Power Outages: Prepare Your Family to Stay Healthy and Safe
July 15, 2015
FOR IMMEDIATE RELEASE
July 15, 2015
Contact: Communications Office
POWER OUTAGES: PREPARE YOUR FAMILY TO STAY HEALTHY AND SAFE
TALLAHASSEE—Summer time in Florida brings the potential for high temperatures and hazardous storms, which sometimes leads to power outages that last from a few hours to several days. The Florida Department of Health encourages all Floridians and visitors to have an emergency plan and supply kit ready to keep your family healthy and safe.
“When electricity goes out in a storm, you must be ready with safe alternatives for light and healthy ready-to-eat foods,” said State Surgeon General and Secretary of Health Dr. John Armstrong. “Power outages become a temporary nuisance when you and your family are prepared.”

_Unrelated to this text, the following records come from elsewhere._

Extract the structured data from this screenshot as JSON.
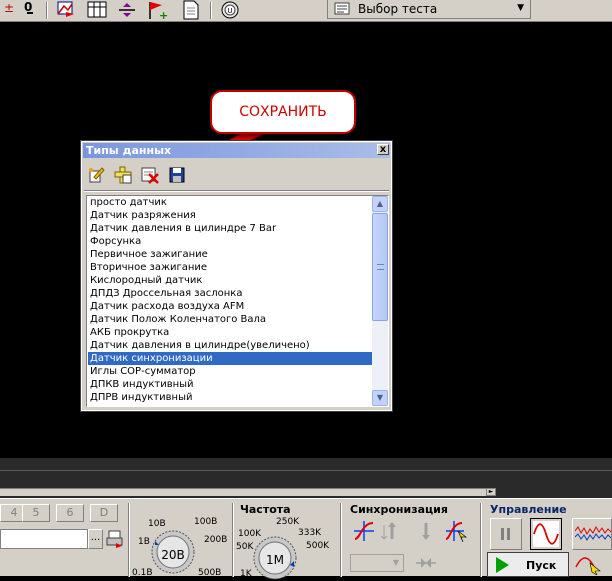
{
  "toolbar": {
    "test_select_value": "Выбор теста",
    "icons": [
      "number-zero-icon",
      "chart-flag-icon",
      "table-icon",
      "divide-icon",
      "flag-add-icon",
      "document-icon",
      "gauge-icon"
    ]
  },
  "callout": {
    "text": "СОХРАНИТЬ"
  },
  "window": {
    "title": "Типы данных",
    "close_glyph": "x",
    "tools": [
      "edit-icon",
      "add-icon",
      "delete-icon",
      "save-icon"
    ],
    "items": [
      "просто датчик",
      "Датчик разряжения",
      "Датчик давления в цилиндре 7 Bar",
      "Форсунка",
      "Первичное зажигание",
      "Вторичное зажигание",
      "Кислородный датчик",
      "ДПДЗ Дроссельная заслонка",
      "Датчик расхода воздуха AFM",
      "Датчик Полож Коленчатого Вала",
      "АКБ прокрутка",
      "Датчик давления в цилиндре(увеличено)",
      "Датчик синхронизации",
      "Иглы СОР-сумматор",
      "ДПКВ индуктивный",
      "ДПРВ индуктивный"
    ],
    "selected_index": 12
  },
  "panel": {
    "channel_buttons": [
      "4",
      "5",
      "6",
      "D"
    ],
    "dots_label": "...",
    "voltage": {
      "ticks": [
        "10B",
        "100B",
        "1B",
        "200B",
        "0.1B",
        "500B"
      ],
      "value": "20B"
    },
    "frequency": {
      "title": "Частота",
      "ticks": [
        "250K",
        "100K",
        "333K",
        "50K",
        "500K",
        "1K"
      ],
      "value": "1M"
    },
    "sync": {
      "title": "Синхронизация"
    },
    "control": {
      "title": "Управление",
      "start_label": "Пуск"
    }
  }
}
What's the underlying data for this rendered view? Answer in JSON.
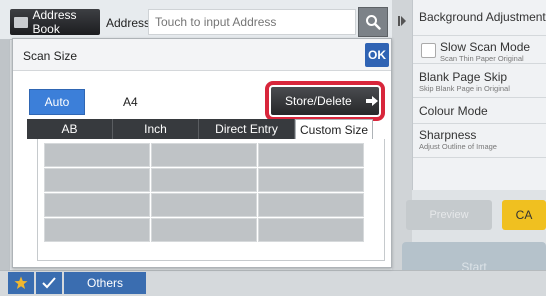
{
  "top_bar": {
    "address_book_label": "Address Book",
    "address_label": "Address",
    "address_placeholder": "Touch to input Address"
  },
  "dialog": {
    "title": "Scan Size",
    "ok_label": "OK",
    "auto_label": "Auto",
    "size_value": "A4",
    "store_delete_label": "Store/Delete",
    "tabs": [
      {
        "label": "AB",
        "active": false
      },
      {
        "label": "Inch",
        "active": false
      },
      {
        "label": "Direct Entry",
        "active": false
      },
      {
        "label": "Custom Size",
        "active": true
      }
    ]
  },
  "right_panel": {
    "items": [
      {
        "title": "Background Adjustment",
        "sub": ""
      },
      {
        "title": "Slow Scan Mode",
        "sub": "Scan Thin Paper Original"
      },
      {
        "title": "Blank Page Skip",
        "sub": "Skip Blank Page in Original"
      },
      {
        "title": "Colour Mode",
        "sub": ""
      },
      {
        "title": "Sharpness",
        "sub": "Adjust Outline of Image"
      }
    ]
  },
  "actions": {
    "preview_label": "Preview",
    "ca_label": "CA",
    "start_label": "Start"
  },
  "bottom_bar": {
    "others_label": "Others"
  },
  "colors": {
    "accent_blue": "#3c7fd9",
    "highlight_red": "#d8263b",
    "ca_yellow": "#f0c020"
  }
}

Here are a few tips to prepare for before, during and after a power outage occurs:
Before an outage:
- Prepare an emergency supply kit for you, your family and pets; business, too.
- Make a family communications plan.
- Keep enough water and healthy ready-to-eat foods on hand that do not require cooking or refrigeration.
During an outage:
- Keep the refrigerator and freezer doors closed as much as possible to maintain the cold temperature. The refrigerator will keep food safely cold for about four hours if it is unopened.
- Only use flashlights, NEVER candles. The flames from candles can lead to a greater risk of fire.
- Remember that generators and grills should only be used outside, well away from windows and doors, to prevent carbon monoxide poisoning.
After an outage:
- When the power comes back on wait a few minutes before turning on major appliances to help eliminate problems that could occur if there’s a sharp increase in demand.
- Discard any perishable food (such as meat, poultry, fish or eggs) that has been above 40°F for two hours or more.
For more information, visit the Florida Department of Health hurricane and severe weather information page.
The department works to protect, promote and improve the health of all people in Florida through integrated state, county and community efforts.